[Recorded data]
________________

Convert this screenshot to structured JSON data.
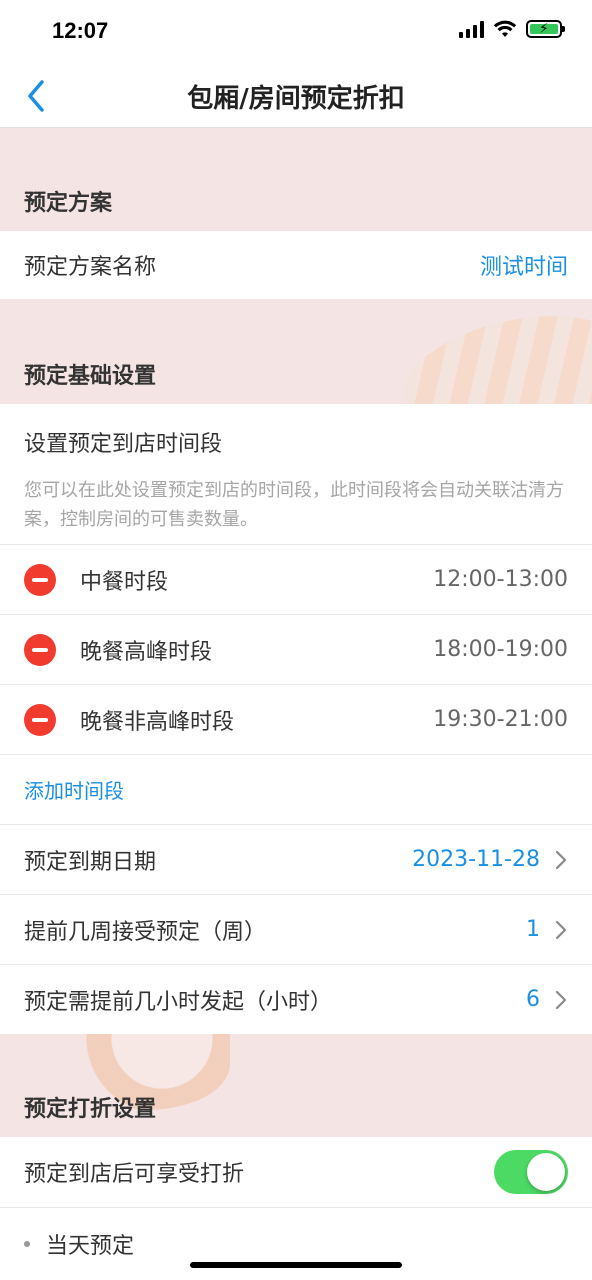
{
  "status_bar": {
    "time": "12:07"
  },
  "nav": {
    "title": "包厢/房间预定折扣"
  },
  "plan_section": {
    "header": "预定方案",
    "name_label": "预定方案名称",
    "name_value": "测试时间"
  },
  "basic_section": {
    "header": "预定基础设置",
    "time_slot_title": "设置预定到店时间段",
    "time_slot_desc": "您可以在此处设置预定到店的时间段，此时间段将会自动关联沽清方案，控制房间的可售卖数量。",
    "slots": [
      {
        "name": "中餐时段",
        "time": "12:00-13:00"
      },
      {
        "name": "晚餐高峰时段",
        "time": "18:00-19:00"
      },
      {
        "name": "晚餐非高峰时段",
        "time": "19:30-21:00"
      }
    ],
    "add_slot_label": "添加时间段",
    "expiry_label": "预定到期日期",
    "expiry_value": "2023-11-28",
    "weeks_label": "提前几周接受预定（周）",
    "weeks_value": "1",
    "hours_label": "预定需提前几小时发起（小时）",
    "hours_value": "6"
  },
  "discount_section": {
    "header": "预定打折设置",
    "discount_toggle_label": "预定到店后可享受打折",
    "discount_toggle_on": true,
    "same_day_label": "当天预定"
  },
  "colors": {
    "accent": "#1a8fe3",
    "toggle_on": "#4cd964",
    "delete": "#f23b2f",
    "background": "#f5e4e4"
  }
}
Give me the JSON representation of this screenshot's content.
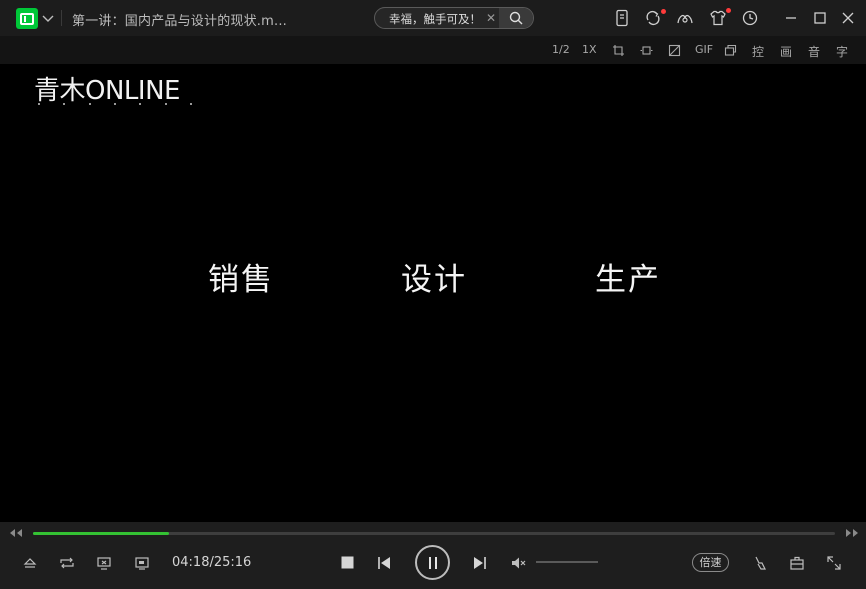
{
  "window": {
    "video_title": "第一讲：国内产品与设计的现状.m...",
    "search_placeholder": "幸福，触手可及！"
  },
  "subbar": {
    "speed_half": "1/2",
    "speed_1x": "1X",
    "gif": "GIF",
    "control": "控",
    "picture": "画",
    "sound": "音",
    "subtitle": "字"
  },
  "video": {
    "brand": "青木ONLINE",
    "words": [
      "销售",
      "设计",
      "生产"
    ]
  },
  "playback": {
    "current_time": "04:18",
    "total_time": "25:16",
    "time_display": "04:18/25:16",
    "progress_fraction": 0.17,
    "volume_fraction": 0.0,
    "speed_label": "倍速"
  },
  "colors": {
    "accent": "#34c233",
    "logo_green": "#00c738",
    "notify_red": "#ff3b3b"
  }
}
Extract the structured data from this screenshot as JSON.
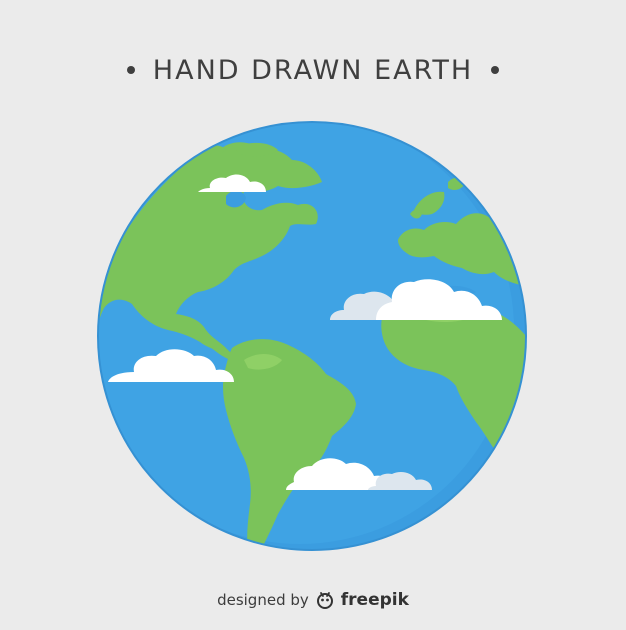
{
  "header": {
    "title": "HAND DRAWN EARTH"
  },
  "colors": {
    "background": "#ebebeb",
    "ocean": "#3b9de0",
    "ocean_shadow": "#3591d3",
    "land": "#7bc35a",
    "land_light": "#8fd066",
    "cloud": "#ffffff",
    "cloud_shade": "#dde6ee",
    "text": "#3f3f3f"
  },
  "footer": {
    "designed_by": "designed by",
    "brand": "freepik",
    "logo_icon": "freepik-logo-icon"
  }
}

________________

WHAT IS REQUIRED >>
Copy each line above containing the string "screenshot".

YOUR RESPONSE >>
Convert this screenshot to structured JSON data.
Give me the JSON representation of this screenshot's content.
Extract the structured data from this screenshot as JSON.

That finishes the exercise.